Ruth Ozeki (2013) A Tale For The Time Being.
Posted by celticman on Tue, 14 Jan 2014
Sometimes you pick a book and sometimes a book picks you. I’d looked at this book, read a little and put it down again, read a little and put it down again. It looked to be one of those books I tend to specialise in writing that nobody ever reads and fades from memory quicker than a cuttlefish. You might not know what a cuttlefish is and neither might I, but somewhere in the world someone does, and that’s enough guff. The sign of a good book is that you imagine it has been wrote for you. A diary, letters and a package are washed up on a beach. Would you read it? Thought so. I would too. If it begins ‘Hi! My name is Nao, and I am a time being.

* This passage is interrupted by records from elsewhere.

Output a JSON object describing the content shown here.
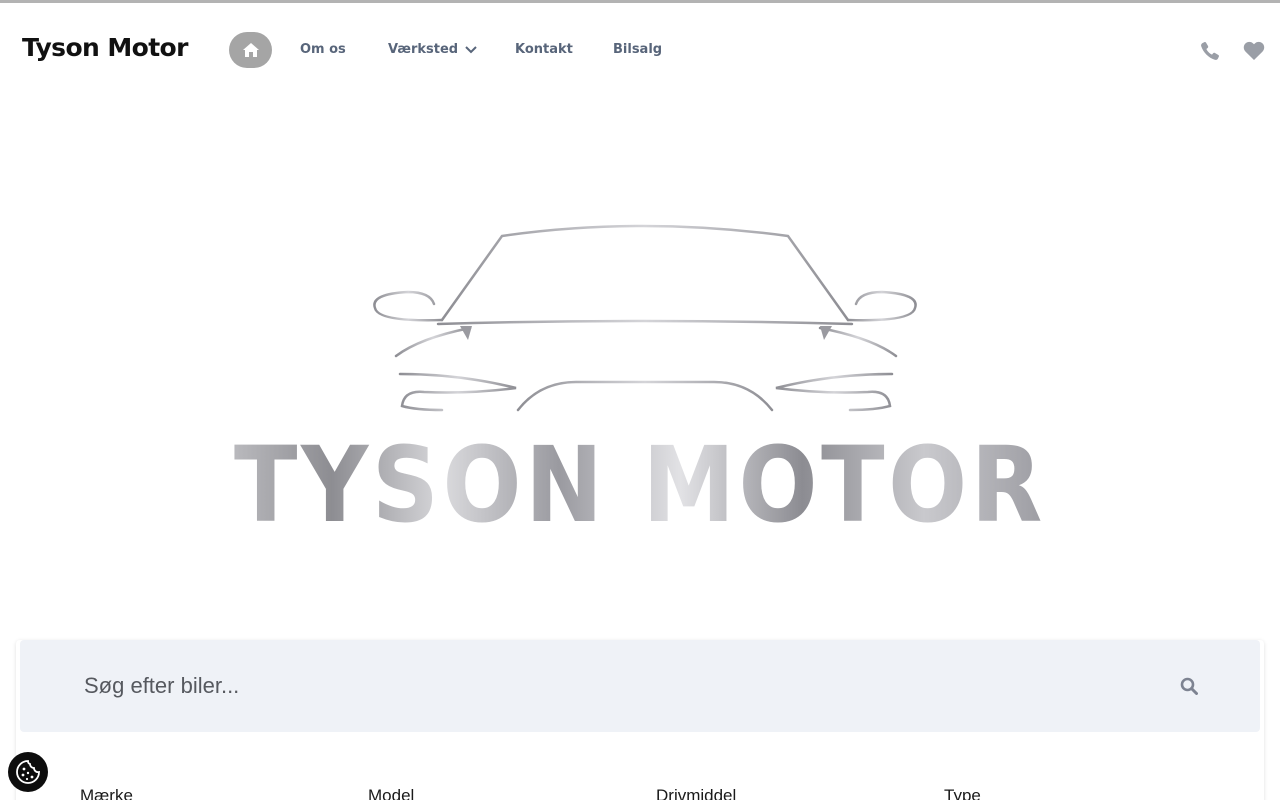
{
  "header": {
    "logo_text": "Tyson Motor",
    "home_icon": "home-icon",
    "nav": {
      "om_os": "Om os",
      "vaerksted": "Værksted",
      "kontakt": "Kontakt",
      "bilsalg": "Bilsalg"
    },
    "phone_icon": "phone-icon",
    "favorites_icon": "heart-icon"
  },
  "hero": {
    "logo_text": "TYSON MOTOR"
  },
  "search": {
    "placeholder": "Søg efter biler...",
    "icon": "search-icon"
  },
  "filters": {
    "maerke": "Mærke",
    "model": "Model",
    "drivmiddel": "Drivmiddel",
    "type": "Type"
  },
  "cookie": {
    "icon": "cookie-icon"
  },
  "colors": {
    "nav_text": "#58657a",
    "home_button": "#a5a5a5",
    "icon_gray": "#9a9ea6",
    "search_bg": "#eff2f7",
    "cookie_bg": "#0d0d0d"
  }
}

Do you know what a time being is? Well, if you give me a moment I will tell you.’ If you’re like me that would be enough and you’d put the book down, or would you say, ‘fuck that’ and fling it back into the sea, but that would be your mistake and your loss, because there is wisdom buried here. Did you, for example, know ‘A moment is a very small particle of time. It is so small that one day is made up of 6 400 099 980 moments’? Zen Master Dogen wrote that and, in the washed up diary, 104 year old bald Zen nun Jiko Yastanui tells her granddaughter Nao this. I’ve got my own theory of time, of course, that when you’re a child it’s a forest, as you get older it’s a tree and as you get even older it becomes a leaf falling from a tree, to lie on the forest floor, but this is not incompatible with either of these Zen masters. A good book makes you smarter. There are entanglements. The bundle of washed up letters and a ticking sky soldier watch are from Jiko’s son Haruki who, not much older than Nao, was forced to leave his studies and commit hari-kari by joining the imperial Japanese Air Force and fly his plane at American naval force off the coast of Japan during the Second World War. Nao meets with Haruki in the grounds of Jiko’s temple grounds, because, although he is dead, the past is always present. Nao and her father, also called Haruki, also plan to kill themselves, and the latter becomes obsessed with the fate of the falling man in the suicide bombing of the twin towers in New York. Their fate is in the hands of the reader of the diaries, Ruth, who like any good reader is determined to find out what happens next, but the text keeps changing, and she enters into the story by warning Nao’s father of her daughter's plan and changing their destiny, or at least one version of their destiny, for in time all things remain is, was and ever shall be. But Nao is enough for Now.